Directions for this task :: Every line below that holds the string "data" must be copied.
>>>
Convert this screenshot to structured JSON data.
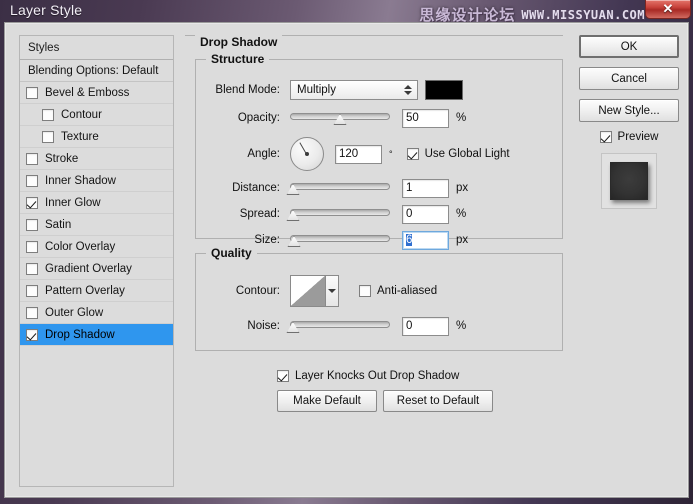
{
  "desktop": {
    "title": "Layer Style",
    "watermark_cn": "思缘设计论坛",
    "watermark_en": "WWW.MISSYUAN.COM",
    "close_glyph": "✕"
  },
  "styles_panel": {
    "header": "Styles",
    "items": [
      {
        "label": "Blending Options: Default",
        "checkbox": false,
        "indent": false,
        "selected": false,
        "has_checkbox": false
      },
      {
        "label": "Bevel & Emboss",
        "checkbox": false,
        "indent": false,
        "selected": false,
        "has_checkbox": true
      },
      {
        "label": "Contour",
        "checkbox": false,
        "indent": true,
        "selected": false,
        "has_checkbox": true
      },
      {
        "label": "Texture",
        "checkbox": false,
        "indent": true,
        "selected": false,
        "has_checkbox": true
      },
      {
        "label": "Stroke",
        "checkbox": false,
        "indent": false,
        "selected": false,
        "has_checkbox": true
      },
      {
        "label": "Inner Shadow",
        "checkbox": false,
        "indent": false,
        "selected": false,
        "has_checkbox": true
      },
      {
        "label": "Inner Glow",
        "checkbox": true,
        "indent": false,
        "selected": false,
        "has_checkbox": true
      },
      {
        "label": "Satin",
        "checkbox": false,
        "indent": false,
        "selected": false,
        "has_checkbox": true
      },
      {
        "label": "Color Overlay",
        "checkbox": false,
        "indent": false,
        "selected": false,
        "has_checkbox": true
      },
      {
        "label": "Gradient Overlay",
        "checkbox": false,
        "indent": false,
        "selected": false,
        "has_checkbox": true
      },
      {
        "label": "Pattern Overlay",
        "checkbox": false,
        "indent": false,
        "selected": false,
        "has_checkbox": true
      },
      {
        "label": "Outer Glow",
        "checkbox": false,
        "indent": false,
        "selected": false,
        "has_checkbox": true
      },
      {
        "label": "Drop Shadow",
        "checkbox": true,
        "indent": false,
        "selected": true,
        "has_checkbox": true
      }
    ],
    "selected_color": "#2f96ee"
  },
  "main": {
    "group_title": "Drop Shadow",
    "structure": {
      "legend": "Structure",
      "blend_mode_label": "Blend Mode:",
      "blend_mode_value": "Multiply",
      "shadow_color": "#000000",
      "opacity_label": "Opacity:",
      "opacity_value": "50",
      "opacity_unit": "%",
      "opacity_percent": 50,
      "angle_label": "Angle:",
      "angle_value": "120",
      "angle_unit": "°",
      "use_global_light_label": "Use Global Light",
      "use_global_light_checked": true,
      "distance_label": "Distance:",
      "distance_value": "1",
      "distance_unit": "px",
      "distance_percent": 2,
      "spread_label": "Spread:",
      "spread_value": "0",
      "spread_unit": "%",
      "spread_percent": 1,
      "size_label": "Size:",
      "size_value": "6",
      "size_unit": "px",
      "size_percent": 4,
      "size_focused": true
    },
    "quality": {
      "legend": "Quality",
      "contour_label": "Contour:",
      "anti_aliased_label": "Anti-aliased",
      "anti_aliased_checked": false,
      "noise_label": "Noise:",
      "noise_value": "0",
      "noise_unit": "%",
      "noise_percent": 1
    },
    "knockout_label": "Layer Knocks Out Drop Shadow",
    "knockout_checked": true,
    "make_default_label": "Make Default",
    "reset_default_label": "Reset to Default"
  },
  "right": {
    "ok_label": "OK",
    "cancel_label": "Cancel",
    "new_style_label": "New Style...",
    "preview_label": "Preview",
    "preview_checked": true
  }
}
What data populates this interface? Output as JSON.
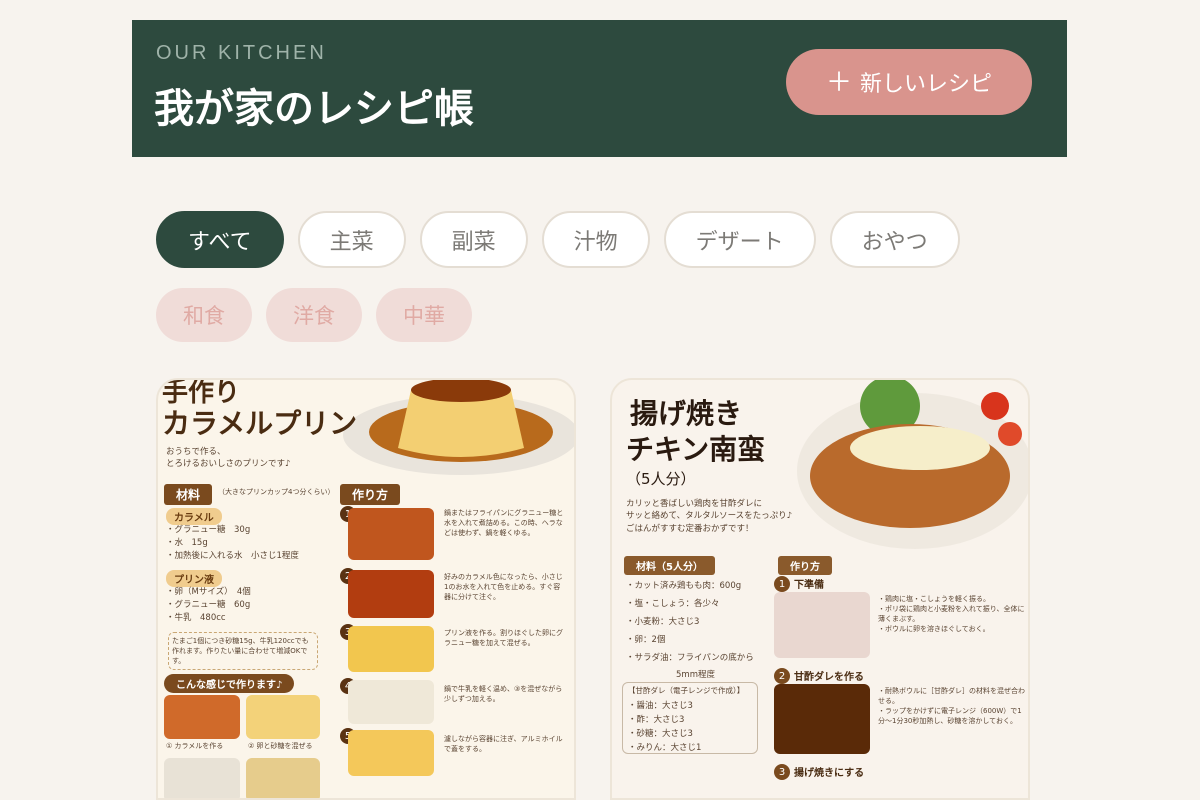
{
  "header": {
    "eyebrow": "OUR KITCHEN",
    "title": "我が家のレシピ帳",
    "new_button": "新しいレシピ"
  },
  "categories": [
    {
      "label": "すべて",
      "active": true
    },
    {
      "label": "主菜",
      "active": false
    },
    {
      "label": "副菜",
      "active": false
    },
    {
      "label": "汁物",
      "active": false
    },
    {
      "label": "デザート",
      "active": false
    },
    {
      "label": "おやつ",
      "active": false
    }
  ],
  "cuisines": [
    "和食",
    "洋食",
    "中華"
  ],
  "recipes": [
    {
      "title_line1": "手作り",
      "title_line2": "カラメルプリン",
      "lead": "おうちで作る、\nとろけるおいしさのプリンです♪",
      "ingredients_label": "材料",
      "ingredients_note": "（大きなプリンカップ4つ分くらい）",
      "caramel_label": "カラメル",
      "caramel_items": [
        "・グラニュー糖　30g",
        "・水　15g",
        "・加熱後に入れる水　小さじ1程度"
      ],
      "pudding_label": "プリン液",
      "pudding_items": [
        "・卵（Mサイズ）　4個",
        "・グラニュー糖　60g",
        "・牛乳　480cc"
      ],
      "tip": "たまご1個につき砂糖15g、牛乳120ccでも作れます。作りたい量に合わせて増減OKです。",
      "gallery_label": "こんな感じで作ります♪",
      "gallery_captions": [
        "① カラメルを作る",
        "② 卵と砂糖を混ぜる"
      ],
      "steps_label": "作り方",
      "steps": [
        "鍋またはフライパンにグラニュー糖と水を入れて煮詰める。この時、ヘラなどは使わず、鍋を軽くゆる。",
        "好みのカラメル色になったら、小さじ1のお水を入れて色を止める。すぐ容器に分けて注ぐ。",
        "プリン液を作る。割りほぐした卵にグラニュー糖を加えて混ぜる。",
        "鍋で牛乳を軽く温め、③を混ぜながら少しずつ加える。",
        "濾しながら容器に注ぎ、アルミホイルで蓋をする。"
      ]
    },
    {
      "title_line1": "揚げ焼き",
      "title_line2": "チキン南蛮",
      "servings": "（5人分）",
      "lead": "カリッと香ばしい鶏肉を甘酢ダレに\nサッと絡めて、タルタルソースをたっぷり♪\nごはんがすすむ定番おかずです！",
      "ingredients_label": "材料（5人分）",
      "ingredients": [
        "・カット済み鶏もも肉：600g",
        "・塩・こしょう：各少々",
        "・小麦粉：大さじ3",
        "・卵：2個",
        "・サラダ油：フライパンの底から",
        "5mm程度"
      ],
      "sauce_label": "【甘酢ダレ（電子レンジで作成）】",
      "sauce_items": [
        "・醤油：大さじ3",
        "・酢：大さじ3",
        "・砂糖：大さじ3",
        "・みりん：大さじ1"
      ],
      "steps_label": "作り方",
      "steps": [
        {
          "title": "下準備",
          "text": "・鶏肉に塩・こしょうを軽く振る。\n・ポリ袋に鶏肉と小麦粉を入れて振り、全体に薄くまぶす。\n・ボウルに卵を溶きほぐしておく。"
        },
        {
          "title": "甘酢ダレを作る",
          "text": "・耐熱ボウルに［甘酢ダレ］の材料を混ぜ合わせる。\n・ラップをかけずに電子レンジ（600W）で1分〜1分30秒加熱し、砂糖を溶かしておく。"
        },
        {
          "title": "揚げ焼きにする",
          "text": ""
        }
      ]
    }
  ],
  "colors": {
    "background": "#f7f3ee",
    "header": "#2d4a3e",
    "accent": "#d9948d",
    "tag": "#f0dcd8"
  }
}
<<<
Answer to the exercise ::
Convert this screenshot to structured JSON data.
What data populates this interface? Output as JSON.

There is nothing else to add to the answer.